ANSWER: The Steelers aren't going to target a position in the first round, but rather they will use the 20th overall pick, in my opinion, to strengthen one of a number of areas on their current roster. Some of the areas I would consider would be defensive line, wide receiver, and cornerback. Even if Stephon Tuitt commits to returning, there's no way of knowing where he might be as a player after a full year of not practicing or playing, and age also is an issue at the top of the depth chart there with Tyson Alualu turning 35 in May, Cam Heyward turning 33 in Mat, and Tuitt turning 29 in May. And if the Steelers resolve the strong safety issue with a short-term (maybe a 1-year contract), then safety could work its way into the mix as well.

RYAN YEDLINSKY FROM LANSING, KS: I am so sad to hear about Dwayne Haskins, and my heart is broken for his family. That's all I can say.
ANSWER: There's really nothing else to say, and there are many who share your feelings.

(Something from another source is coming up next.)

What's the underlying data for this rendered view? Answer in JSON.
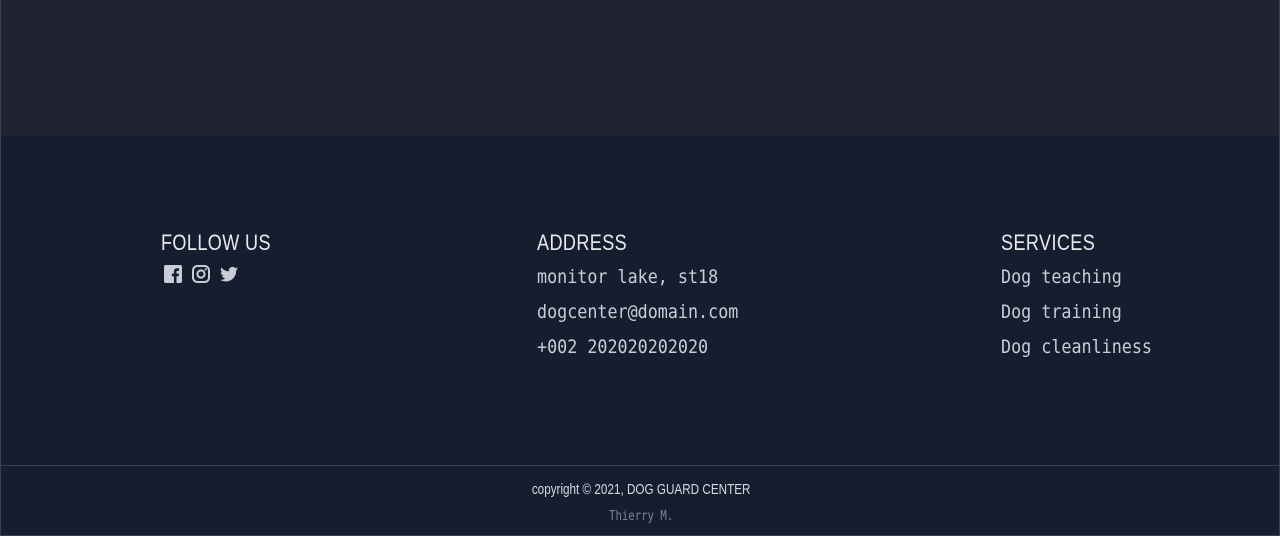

JENNY GROVE FROM SEATTLE, WA: Very saddened and very shocked about Dwayne Haskins' death. Every once in a while, a terrible tragedy occurs that leaves everyone asking, "Why?" Dwayne's death is one of those tragic, unexpected, and unexplained things. I feel so very sorry for that talented young man and his wife and family. Hopefully, the family will get some closure. We will keep them all in our prayers. We will never forget Dwayne.

DIANA BARNETT FROM KEARNEYSVILLE, WV: I am heartbroken for Dwayne Haskins' family, his friends, teammates, coaches, and all who knew and loved him. I can't shake his loss, so much life was ahead for him. All are in my prayers.